Costa Rica Crime / Photo by Bill Oxford on Unsplash

Costa Rica Managing to Contain Crime in Difficult Circumstance Says Security Minister

Despite the pandemic and economic crisis facing Costa Rica, Security Minister remains cautiously optimistic about crime. The latest stats seem to prove him correct.

When Costa Rica locked down this year, unemployment and poverty soared. Many commenters and pundits predicted a sharp rise in crime as desperation rose. But that doesn’t seem to have happened, at least not to the extent some expected.

In fact, according to Michael Soto, the Security Minister, property crime and assault have gone down in 2020.

Speaking last week and reported today in CRHoy, Soto said police data showed a 32% decrease in property crime and 5,000 fewer assaults compared to 2019 so far.

This comes as a positive and welcome surprise to many. It’s also a tribute to the people of Costa Rica who’ve shouldered impossible burdens in 2020.

“This has been a complex year,” said Soto. “The police have had to work with ordinary crime, organized crime, the pandemic, social unrest, and also natural phenomena. With all this we’ve managed to contain crime.”

Homicides, the general measure of how safe or dangerous a country one deems a country, have not decreased, though.

The numbers remain similar to last year. So far in 2020 (up to November 20), Costa Rica has recorded 509 homicides. In 2019, Costa Rica saw 565 homicides.

The good news is that homicides have been on a downward trend since 2017. That was the most violent year in Costa Rica’s history with 603 murders and a homicide rate of 12.1 per 100,000.

That number dropped through 2018 and 2019. The current homicide rate, based on 2019’s figures, is 11.0 per 100,000. That’s still high, but getting lower.

With December to come, 2020 is projected to close with a slight increase in homicides compared to 2019. According to OIJ statistics, over the past five years, homicides during December come in at around one per day.

Still, given the current circumstances, it’s not as bad as it could have been. And according to Soto, authorities will work hard to make Costa Rica register fewer homicides than last year.

When it comes to crime in Costa Rica, especially common crimes like assault and robbery, critics can say the numbers are way higher than reported.

And that’s true – a great number of crimes go unreported in Costa Rica, as many people see no point in calling the police.

But even so, the fact that reported crime numbers are not soaring in the way many expected is a real credit to Costa Ricans.
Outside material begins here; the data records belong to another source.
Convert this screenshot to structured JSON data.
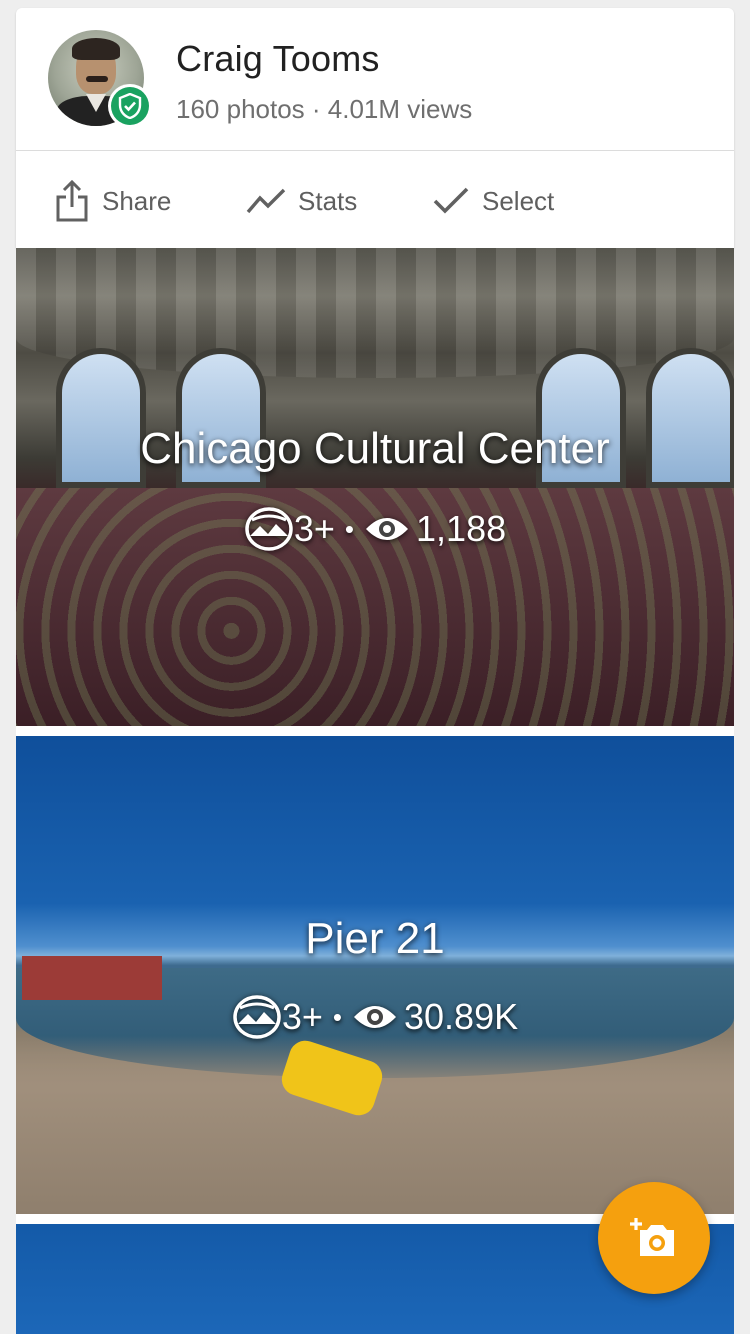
{
  "profile": {
    "name": "Craig Tooms",
    "stats": "160 photos · 4.01M views",
    "avatar_icon": "person-portrait",
    "badge_icon": "verified-shield-icon",
    "badge_color": "#1aa260"
  },
  "actions": [
    {
      "label": "Share",
      "icon": "share-icon"
    },
    {
      "label": "Stats",
      "icon": "trending-icon"
    },
    {
      "label": "Select",
      "icon": "check-icon"
    }
  ],
  "photos": [
    {
      "title": "Chicago Cultural Center",
      "count": "3+",
      "views": "1,188",
      "count_icon": "panorama-icon",
      "views_icon": "eye-icon"
    },
    {
      "title": "Pier 21",
      "count": "3+",
      "views": "30.89K",
      "count_icon": "panorama-icon",
      "views_icon": "eye-icon"
    },
    {
      "title": "",
      "count": "",
      "views": ""
    }
  ],
  "fab": {
    "icon": "add-photo-icon",
    "color": "#f5a00e"
  }
}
It seems that despite the hardships of unemployment and economic disaster, Ticos are sticking together as a community rather than turning on each other. That’s commendable and something to be thankful for.

James Dyde is the editor of www.centralamerica.com. He lives in Escazu, Costa Rica.